Data listing below:
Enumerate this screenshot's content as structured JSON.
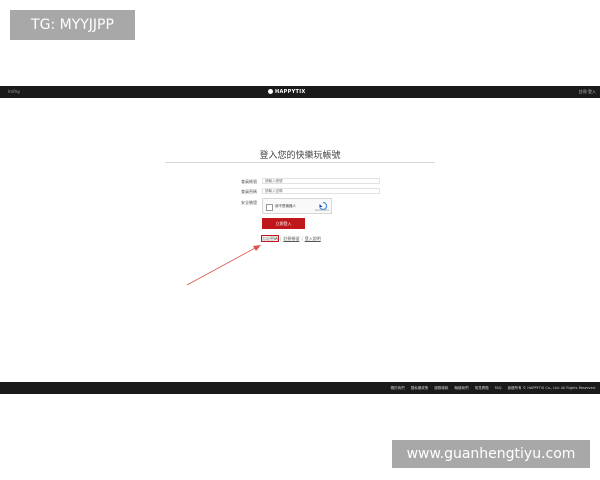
{
  "watermark": {
    "top_text": "TG: MYYJJPP",
    "bottom_text": "www.guanhengtiyu.com"
  },
  "topbar": {
    "brand": "ImPay",
    "logo_text": "HAPPYTIX",
    "right_text": "註冊 登入"
  },
  "login": {
    "title": "登入您的快樂玩帳號",
    "account_label": "會員帳號",
    "account_placeholder": "請輸入帳號",
    "password_label": "會員密碼",
    "password_placeholder": "請輸入密碼",
    "verify_label": "安全驗證",
    "captcha_text": "我不是機器人",
    "captcha_brand": "reCAPTCHA",
    "submit_label": "立即登入",
    "link_forgot": "忘記密碼",
    "link_register": "註冊帳號",
    "link_help": "登入說明"
  },
  "footer": {
    "links": [
      "關於我們",
      "隱私權政策",
      "服務條款",
      "聯絡我們",
      "常見問題",
      "FAQ",
      "版權所有 © HAPPYTIX Co., Ltd. All Rights Reserved."
    ]
  },
  "colors": {
    "brand_red": "#c0171d",
    "header_bg": "#1a1a1a"
  }
}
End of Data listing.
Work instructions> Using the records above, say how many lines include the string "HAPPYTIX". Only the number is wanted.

Written solution> 2